**PROBLEM DETAILS**
Pull every line holding the string "this" from the records below.

::::

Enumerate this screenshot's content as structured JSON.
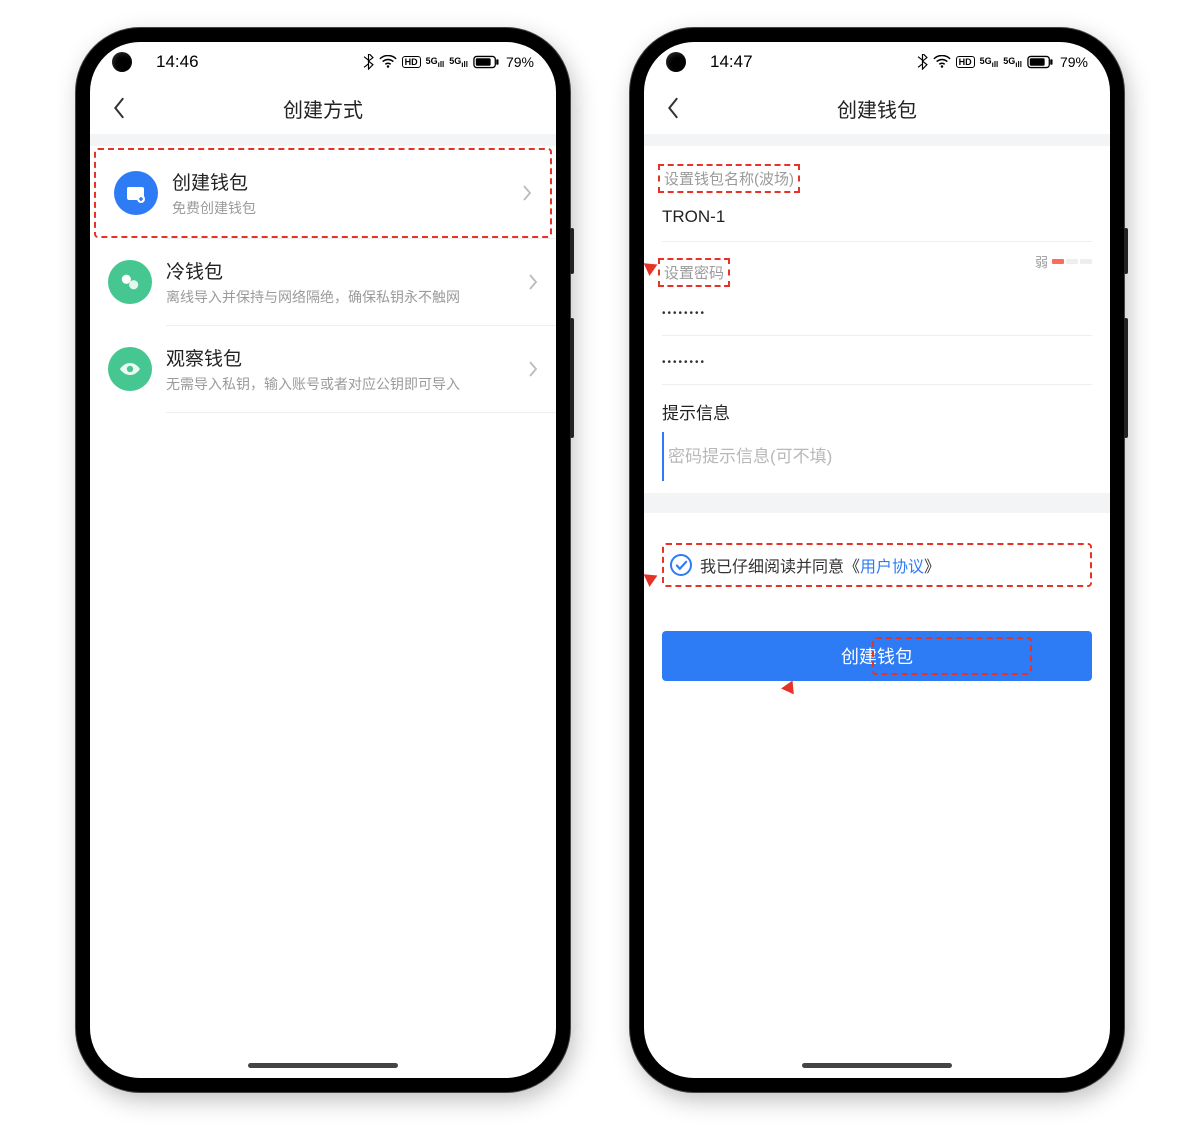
{
  "left": {
    "status": {
      "time": "14:46",
      "battery": "79%"
    },
    "nav_title": "创建方式",
    "items": [
      {
        "title": "创建钱包",
        "sub": "免费创建钱包",
        "icon_bg": "#2e7bf6"
      },
      {
        "title": "冷钱包",
        "sub": "离线导入并保持与网络隔绝，确保私钥永不触网",
        "icon_bg": "#46c690"
      },
      {
        "title": "观察钱包",
        "sub": "无需导入私钥，输入账号或者对应公钥即可导入",
        "icon_bg": "#46c690"
      }
    ]
  },
  "right": {
    "status": {
      "time": "14:47",
      "battery": "79%"
    },
    "nav_title": "创建钱包",
    "name_label": "设置钱包名称(波场)",
    "name_value": "TRON-1",
    "pwd_label": "设置密码",
    "pwd_strength_label": "弱",
    "pwd_value": "••••••••",
    "pwd2_value": "••••••••",
    "hint_label": "提示信息",
    "hint_placeholder": "密码提示信息(可不填)",
    "agree_text": "我已仔细阅读并同意",
    "agree_link_open": "《",
    "agree_link": "用户协议",
    "agree_link_close": "》",
    "button_label": "创建钱包"
  }
}
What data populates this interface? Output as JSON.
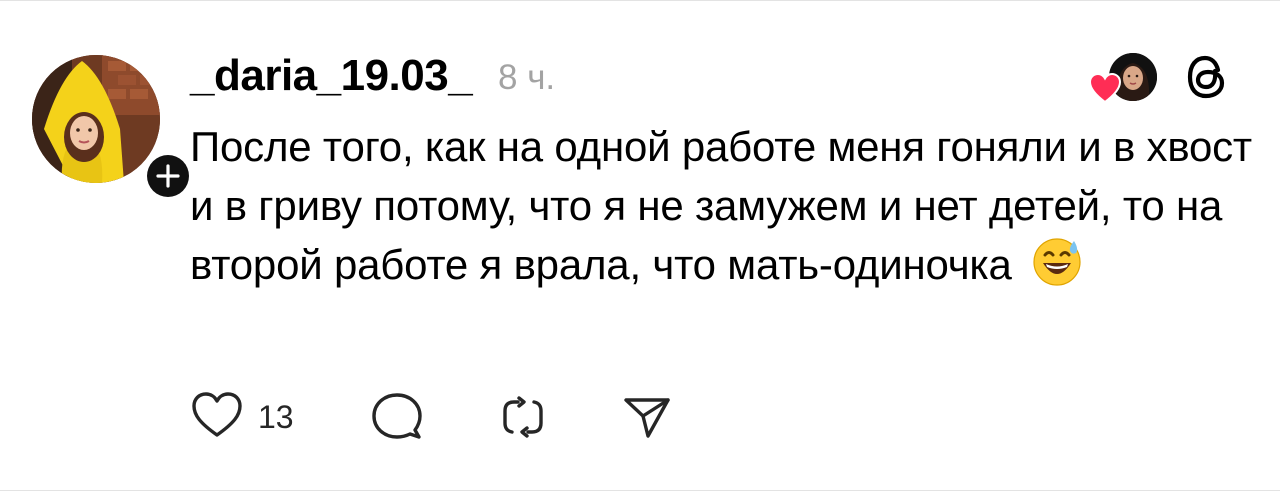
{
  "post": {
    "username": "_daria_19.03_",
    "timestamp": "8 ч.",
    "text": "После того, как на одной работе меня гоняли и в хвост и в гриву потому, что я не замужем и нет детей, то на второй работе я врала, что мать-одиночка",
    "emoji": "😅"
  },
  "actions": {
    "like_count": "13"
  },
  "icons": {
    "like": "heart-outline-icon",
    "comment": "speech-bubble-icon",
    "repost": "repost-arrows-icon",
    "share": "paper-plane-icon",
    "app": "threads-logo-icon",
    "follow": "plus-icon",
    "liked_by": "red-heart-icon"
  },
  "colors": {
    "text": "#000000",
    "muted": "#a3a3a3",
    "heart": "#ff2d55",
    "avatar_coat": "#f4d21a"
  }
}
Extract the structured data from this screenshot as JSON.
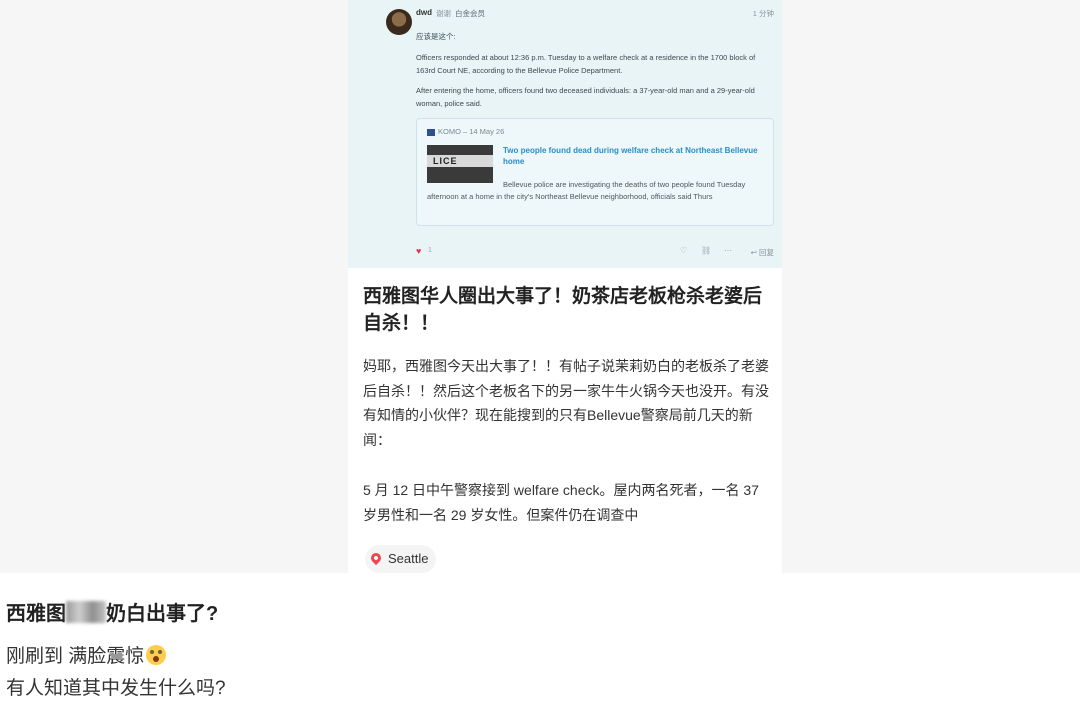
{
  "forum": {
    "username": "dwd",
    "handle": "谢谢",
    "badge": "白金会员",
    "time": "1 分钟",
    "lines": [
      "应该是这个:",
      "Officers responded at about 12:36 p.m. Tuesday to a welfare check at a residence in the 1700 block of 163rd Court NE, according to the Bellevue Police Department.",
      "After entering the home, officers found two deceased individuals: a 37-year-old man and a 29-year-old woman, police said."
    ],
    "link_card": {
      "source": "KOMO – 14 May 26",
      "thumb_text": "LICE",
      "title": "Two people found dead during welfare check at Northeast Bellevue home",
      "description": "Bellevue police are investigating the deaths of two people found Tuesday afternoon at a home in the city's Northeast Bellevue neighborhood, officials said Thurs"
    },
    "likes": "1",
    "reply_label": "回复"
  },
  "post": {
    "title": "西雅图华人圈出大事了！奶茶店老板枪杀老婆后自杀！！",
    "paragraph1": "妈耶，西雅图今天出大事了！！有帖子说茉莉奶白的老板杀了老婆后自杀！！然后这个老板名下的另一家牛牛火锅今天也没开。有没有知情的小伙伴？现在能搜到的只有Bellevue警察局前几天的新闻：",
    "paragraph2": " 5 月 12 日中午警察接到 welfare check。屋内两名死者，一名 37 岁男性和一名 29 岁女性。但案件仍在调查中",
    "location": "Seattle"
  },
  "bottom": {
    "title_left": "西雅图",
    "title_right": "奶白出事了?",
    "line1": "刚刷到 满脸震惊",
    "line2": "有人知道其中发生什么吗?",
    "emoji_icon": "shocked-face-emoji"
  }
}
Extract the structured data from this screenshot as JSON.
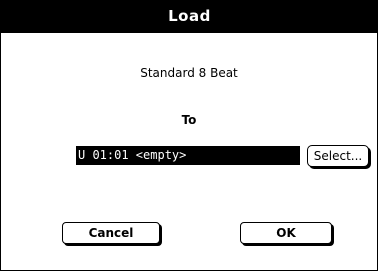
{
  "dialog": {
    "title": "Load",
    "source_name": "Standard 8 Beat",
    "to_label": "To",
    "target_value": "U 01:01 <empty>",
    "select_label": "Select...",
    "cancel_label": "Cancel",
    "ok_label": "OK"
  }
}
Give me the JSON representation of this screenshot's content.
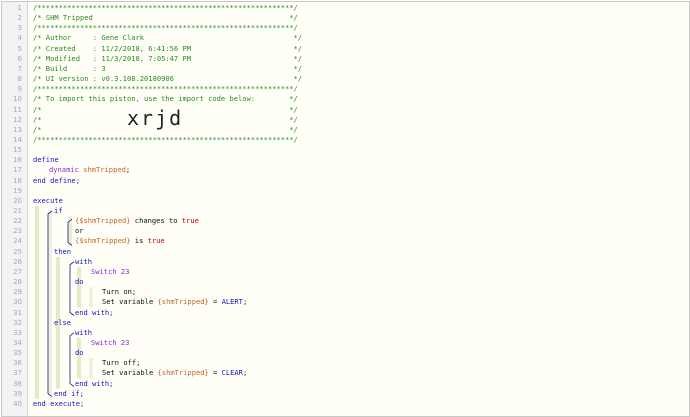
{
  "editor": {
    "lines": [
      {
        "n": "1",
        "indent": 0,
        "segs": [
          {
            "t": "/************************************************************/",
            "c": "comment"
          }
        ]
      },
      {
        "n": "2",
        "indent": 0,
        "segs": [
          {
            "t": "/* SHM Tripped                                              */",
            "c": "comment"
          }
        ]
      },
      {
        "n": "3",
        "indent": 0,
        "segs": [
          {
            "t": "/************************************************************/",
            "c": "comment"
          }
        ]
      },
      {
        "n": "4",
        "indent": 0,
        "segs": [
          {
            "t": "/* Author     : Gene Clark                                   */",
            "c": "comment"
          }
        ]
      },
      {
        "n": "5",
        "indent": 0,
        "segs": [
          {
            "t": "/* Created    : 11/2/2018, 6:41:56 PM                        */",
            "c": "comment"
          }
        ]
      },
      {
        "n": "6",
        "indent": 0,
        "segs": [
          {
            "t": "/* Modified   : 11/3/2018, 7:05:47 PM                        */",
            "c": "comment"
          }
        ]
      },
      {
        "n": "7",
        "indent": 0,
        "segs": [
          {
            "t": "/* Build      : 3                                            */",
            "c": "comment"
          }
        ]
      },
      {
        "n": "8",
        "indent": 0,
        "segs": [
          {
            "t": "/* UI version : v0.3.108.20180906                            */",
            "c": "comment"
          }
        ]
      },
      {
        "n": "9",
        "indent": 0,
        "segs": [
          {
            "t": "/************************************************************/",
            "c": "comment"
          }
        ]
      },
      {
        "n": "10",
        "indent": 0,
        "segs": [
          {
            "t": "/* To import this piston, use the import code below:        */",
            "c": "comment"
          }
        ]
      },
      {
        "n": "11",
        "indent": 0,
        "segs": [
          {
            "t": "/*                                                          */",
            "c": "comment"
          }
        ]
      },
      {
        "n": "12",
        "indent": 0,
        "segs": [
          {
            "t": "/*                                                          */",
            "c": "comment"
          }
        ]
      },
      {
        "n": "13",
        "indent": 0,
        "segs": [
          {
            "t": "/*                                                          */",
            "c": "comment"
          }
        ]
      },
      {
        "n": "14",
        "indent": 0,
        "segs": [
          {
            "t": "/************************************************************/",
            "c": "comment"
          }
        ]
      },
      {
        "n": "15",
        "indent": 0,
        "segs": []
      },
      {
        "n": "16",
        "indent": 0,
        "segs": [
          {
            "t": "define",
            "c": "kw-blue"
          }
        ]
      },
      {
        "n": "17",
        "indent": 16,
        "segs": [
          {
            "t": "dynamic ",
            "c": "kw-purple"
          },
          {
            "t": "shmTripped",
            "c": "var"
          },
          {
            "t": ";",
            "c": "plain"
          }
        ]
      },
      {
        "n": "18",
        "indent": 0,
        "segs": [
          {
            "t": "end define;",
            "c": "kw-blue"
          }
        ]
      },
      {
        "n": "19",
        "indent": 0,
        "segs": []
      },
      {
        "n": "20",
        "indent": 0,
        "segs": [
          {
            "t": "execute",
            "c": "kw-blue"
          }
        ]
      },
      {
        "n": "21",
        "indent": 21,
        "segs": [
          {
            "t": "if",
            "c": "kw-blue"
          }
        ]
      },
      {
        "n": "22",
        "indent": 42,
        "segs": [
          {
            "t": "{$shmTripped}",
            "c": "var"
          },
          {
            "t": " changes to ",
            "c": "plain"
          },
          {
            "t": "true",
            "c": "kw-red"
          }
        ]
      },
      {
        "n": "23",
        "indent": 42,
        "segs": [
          {
            "t": "or",
            "c": "plain"
          }
        ]
      },
      {
        "n": "24",
        "indent": 42,
        "segs": [
          {
            "t": "{$shmTripped}",
            "c": "var"
          },
          {
            "t": " is ",
            "c": "plain"
          },
          {
            "t": "true",
            "c": "kw-red"
          }
        ]
      },
      {
        "n": "25",
        "indent": 21,
        "segs": [
          {
            "t": "then",
            "c": "kw-blue"
          }
        ]
      },
      {
        "n": "26",
        "indent": 42,
        "segs": [
          {
            "t": "with",
            "c": "kw-blue"
          }
        ]
      },
      {
        "n": "27",
        "indent": 58,
        "segs": [
          {
            "t": "Switch 23",
            "c": "kw-purple"
          }
        ]
      },
      {
        "n": "28",
        "indent": 42,
        "segs": [
          {
            "t": "do",
            "c": "kw-blue"
          }
        ]
      },
      {
        "n": "29",
        "indent": 69,
        "segs": [
          {
            "t": "Turn on;",
            "c": "plain"
          }
        ]
      },
      {
        "n": "30",
        "indent": 69,
        "segs": [
          {
            "t": "Set variable ",
            "c": "plain"
          },
          {
            "t": "{shmTripped}",
            "c": "var"
          },
          {
            "t": " = ",
            "c": "plain"
          },
          {
            "t": "ALERT",
            "c": "const"
          },
          {
            "t": ";",
            "c": "plain"
          }
        ]
      },
      {
        "n": "31",
        "indent": 42,
        "segs": [
          {
            "t": "end with;",
            "c": "kw-blue"
          }
        ]
      },
      {
        "n": "32",
        "indent": 21,
        "segs": [
          {
            "t": "else",
            "c": "kw-blue"
          }
        ]
      },
      {
        "n": "33",
        "indent": 42,
        "segs": [
          {
            "t": "with",
            "c": "kw-blue"
          }
        ]
      },
      {
        "n": "34",
        "indent": 58,
        "segs": [
          {
            "t": "Switch 23",
            "c": "kw-purple"
          }
        ]
      },
      {
        "n": "35",
        "indent": 42,
        "segs": [
          {
            "t": "do",
            "c": "kw-blue"
          }
        ]
      },
      {
        "n": "36",
        "indent": 69,
        "segs": [
          {
            "t": "Turn off;",
            "c": "plain"
          }
        ]
      },
      {
        "n": "37",
        "indent": 69,
        "segs": [
          {
            "t": "Set variable ",
            "c": "plain"
          },
          {
            "t": "{shmTripped}",
            "c": "var"
          },
          {
            "t": " = ",
            "c": "plain"
          },
          {
            "t": "CLEAR",
            "c": "const"
          },
          {
            "t": ";",
            "c": "plain"
          }
        ]
      },
      {
        "n": "38",
        "indent": 42,
        "segs": [
          {
            "t": "end with;",
            "c": "kw-blue"
          }
        ]
      },
      {
        "n": "39",
        "indent": 21,
        "segs": [
          {
            "t": "end if;",
            "c": "kw-blue"
          }
        ]
      },
      {
        "n": "40",
        "indent": 0,
        "segs": [
          {
            "t": "end execute;",
            "c": "kw-blue"
          }
        ]
      }
    ],
    "import_code": "xrjd"
  },
  "colors": {
    "comment": "#2a8a22",
    "keyword": "#1414c8",
    "variable": "#c8642a",
    "device": "#8a2bd2",
    "boolean": "#c80000",
    "guide": "#b8d0e8",
    "bracket": "#1414c8"
  }
}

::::

**WRITTEN SOLUTION**
Enumerate this screenshot's content as structured JSON.
What data populates this interface? Output as JSON.
Extract the structured data from this screenshot as JSON.
Extract the structured data from this screenshot as JSON.
Give me the JSON representation of this screenshot's content.
            "t": "/* To import this piston, use the import code below:        */",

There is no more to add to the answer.